We don’t go to bed with the sun anymore – it’s been a long time since that’s been a realistic thing for humans. We are bathed in artificial light, often right up until we go to sleep.
It’s a common piece of advice from sleep experts that you should start to knock down the decibel level of your light exposure a couple of hours before bed. You’ve also probably heard a lot of advice to limit television, computer, and smartphone use before bed, because of the type of light these devices emit: blue light.
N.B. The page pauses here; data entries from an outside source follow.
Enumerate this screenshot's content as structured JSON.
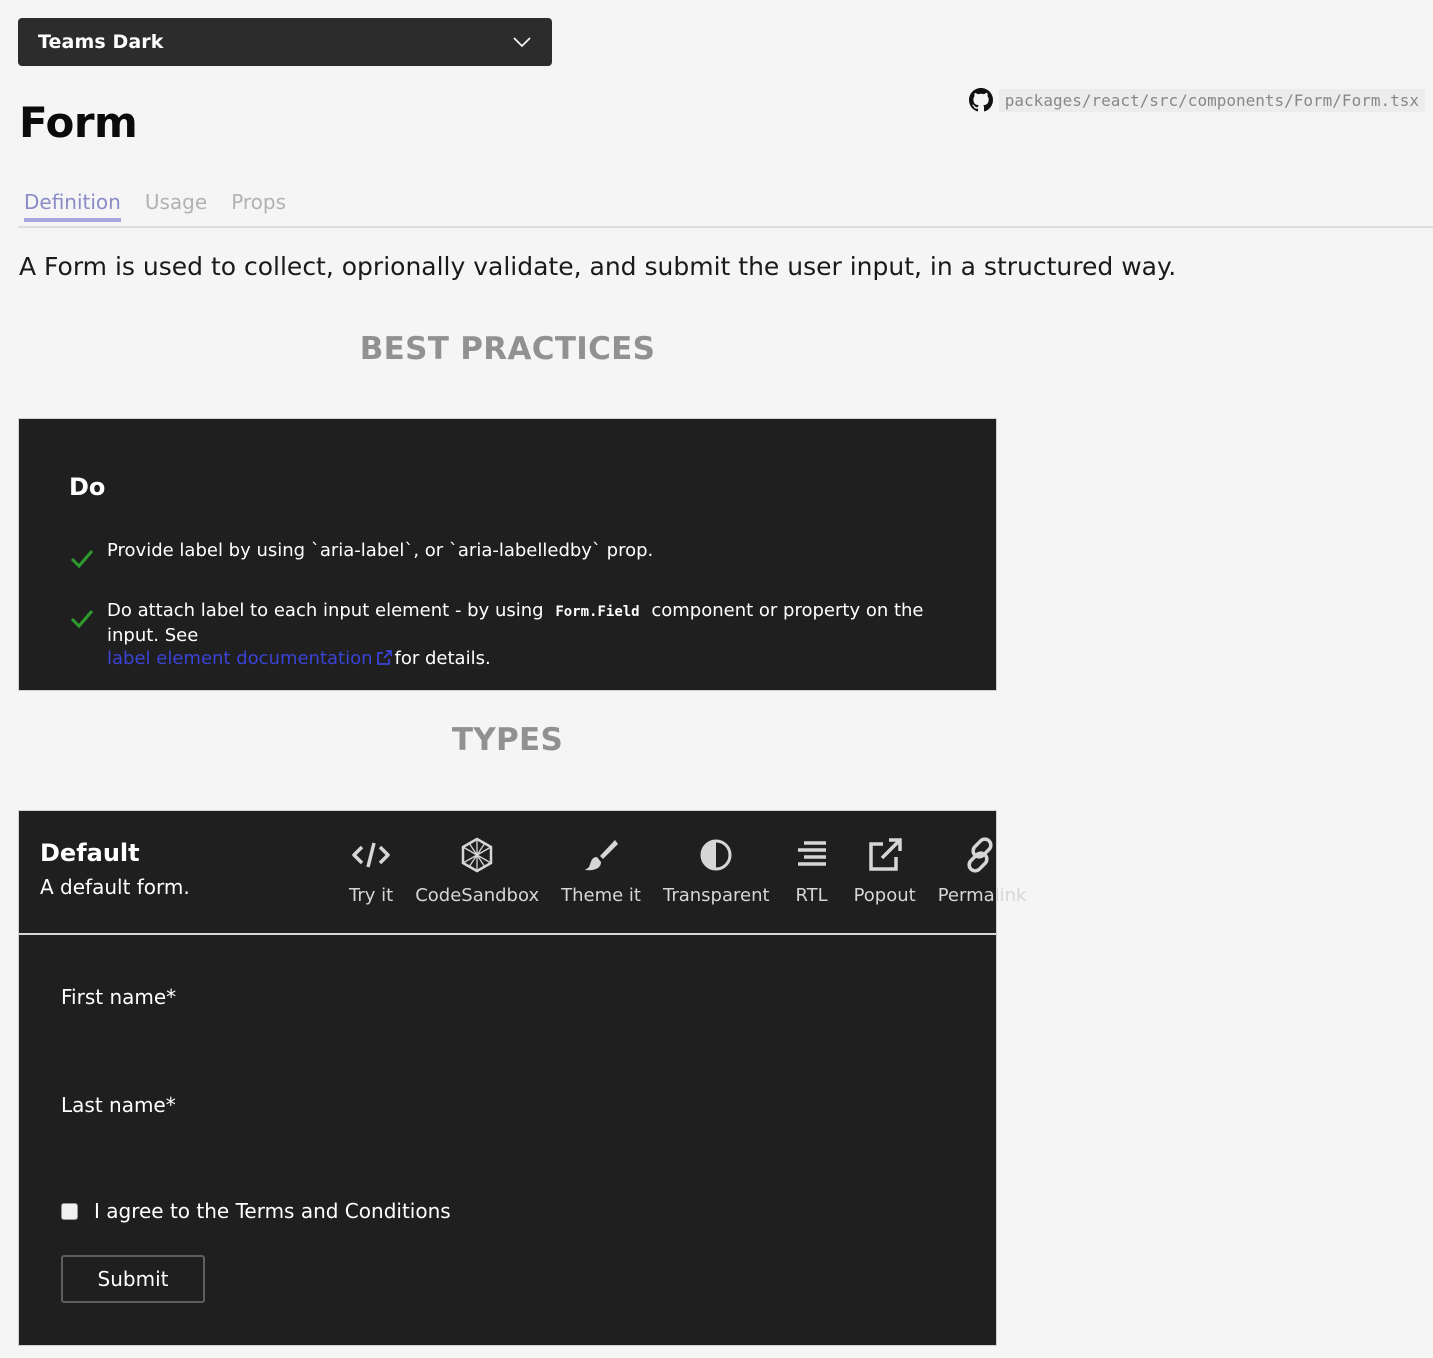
{
  "theme_select": {
    "value": "Teams Dark"
  },
  "source_path": "packages/react/src/components/Form/Form.tsx",
  "page_title": "Form",
  "tabs": [
    {
      "label": "Definition",
      "active": true
    },
    {
      "label": "Usage",
      "active": false
    },
    {
      "label": "Props",
      "active": false
    }
  ],
  "description": "A Form is used to collect, oprionally validate, and submit the user input, in a structured way.",
  "best_practices": {
    "heading": "BEST PRACTICES",
    "do_title": "Do",
    "items": [
      {
        "text": "Provide label by using `aria-label`, or `aria-labelledby` prop."
      },
      {
        "text_before": "Do attach label to each input element - by using",
        "code": "Form.Field",
        "text_after": "component or property on the input. See",
        "link_text": "label element documentation",
        "text_end": "for details."
      }
    ]
  },
  "types": {
    "heading": "TYPES",
    "example": {
      "title": "Default",
      "description": "A default form.",
      "tools": [
        {
          "label": "Try it",
          "icon": "code-icon"
        },
        {
          "label": "CodeSandbox",
          "icon": "codesandbox-icon"
        },
        {
          "label": "Theme it",
          "icon": "paintbrush-icon"
        },
        {
          "label": "Transparent",
          "icon": "half-circle-icon"
        },
        {
          "label": "RTL",
          "icon": "align-right-icon"
        },
        {
          "label": "Popout",
          "icon": "external-link-icon"
        },
        {
          "label": "Permalink",
          "icon": "link-icon"
        }
      ],
      "form": {
        "first_name_label": "First name*",
        "last_name_label": "Last name*",
        "agree_label": "I agree to the Terms and Conditions",
        "submit_label": "Submit"
      }
    }
  },
  "colors": {
    "accent": "#a6a7dc",
    "card_bg": "#1f1f1f",
    "check_green": "#2e9b2e",
    "link": "#3b43d6"
  }
}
Blue light, which has a shorter wavelength, has more of an impact on circadian processes. Research shows that it can suppress the production of melatonin like sunlight does. So basically, you can think about it this way: if you’re gazing into your phone at night, whether you’re working on an email or relaxing by watching a show, it’s a bit like gazing into a beam of sunlight. The message your brain’s getting is, Wake up!
“You don’t have to sit in a pitch-black room listening to ocean sounds to prepare your brain and body to fall asleep.”
If you Google “sleep hygiene,” you’ll find a million articles telling you not to have any blue light exposure two hours before bed: no TV, no phone, no computer. And look – they’re not wrong. Melatonin is a significant player in the onset of sleep, so you do want to be aware of that and limit your light exposure to the extent that you can. But this isn’t an all-or-nothing situation. You don’t have to sit in a pitch-black room listening to ocean sounds to prepare your brain and body to fall asleep. Limiting light exposure in the lead-up to bedtime is a good idea. It’s one of the many levers you adjust and move to a setting that works for you. But I’m of the opinion that the blue-light exposure alone is not going to make or break your sleep success.
From where I sit, of all the things that impact people’s sleep, the blue-light issue is probably a fairly minor one for most peo- ple. The industry that’s cropped up around limiting blue light to preserve the melatonin system might be bigger than the ac- tual problem. I went to my ophthalmologist recently and they wanted to put a purple tint on my lenses: “It’s blue-light block- ing, it’ll help you sleep better!” they said. I said no, thanks. And they did it anyway.
I’m a sleep scientist – I know exactly what’s happening when I lie in bed in the dark, scrolling through Twitter, and yet I still do it. I’m just as susceptible as anyone to the stimulus-reward loop of social media and phone apps. Sometimes what you’re doing on your blue-light emitting device is actually relaxing – I always tell people it’s OK to watch TV at night, for example.
Sleep-advice websites tend to take a hard line on this and say “no screens,” but look: not everybody is going to find relief from sitting in a chair and meditating. For some, that kind of thing amps up their anxiety when they become more aware of upsetting thoughts. Maybe what they really need is to softly zone out to reruns of The Office or Sex and the City (or whatever floats your boat). But a lot of the other stuff we do on our laptops, tablets, and phones do become way more of a problem – but it’s not solely because of the blue light. It’s that we become too engaged in them. The reward system in your brain is activated by the design of social media apps. And what it wants most is . . . more.
That’s what’s keeping you awake. The light isn’t helping, to be sure. But even if you get the purple tint on your glasses, if you’re reading one stressful news story after another on your laptop before bed, you’re still not going to be able to fall asleep. A blue-light filter isn’t a magic bullet. The recommendation to disengage from your phone and other devices is an important one – but let’s be clear about the reason. We can’t engage in content that’s going to get our nervous system fired up, no matter what type of light filter we use. It’s not the light you need to turn off – it’s the engagement.
Extracted from The Seven-Day Sleep Prescription by Dr Aric Prather is available now (Penguin Life, £9.99).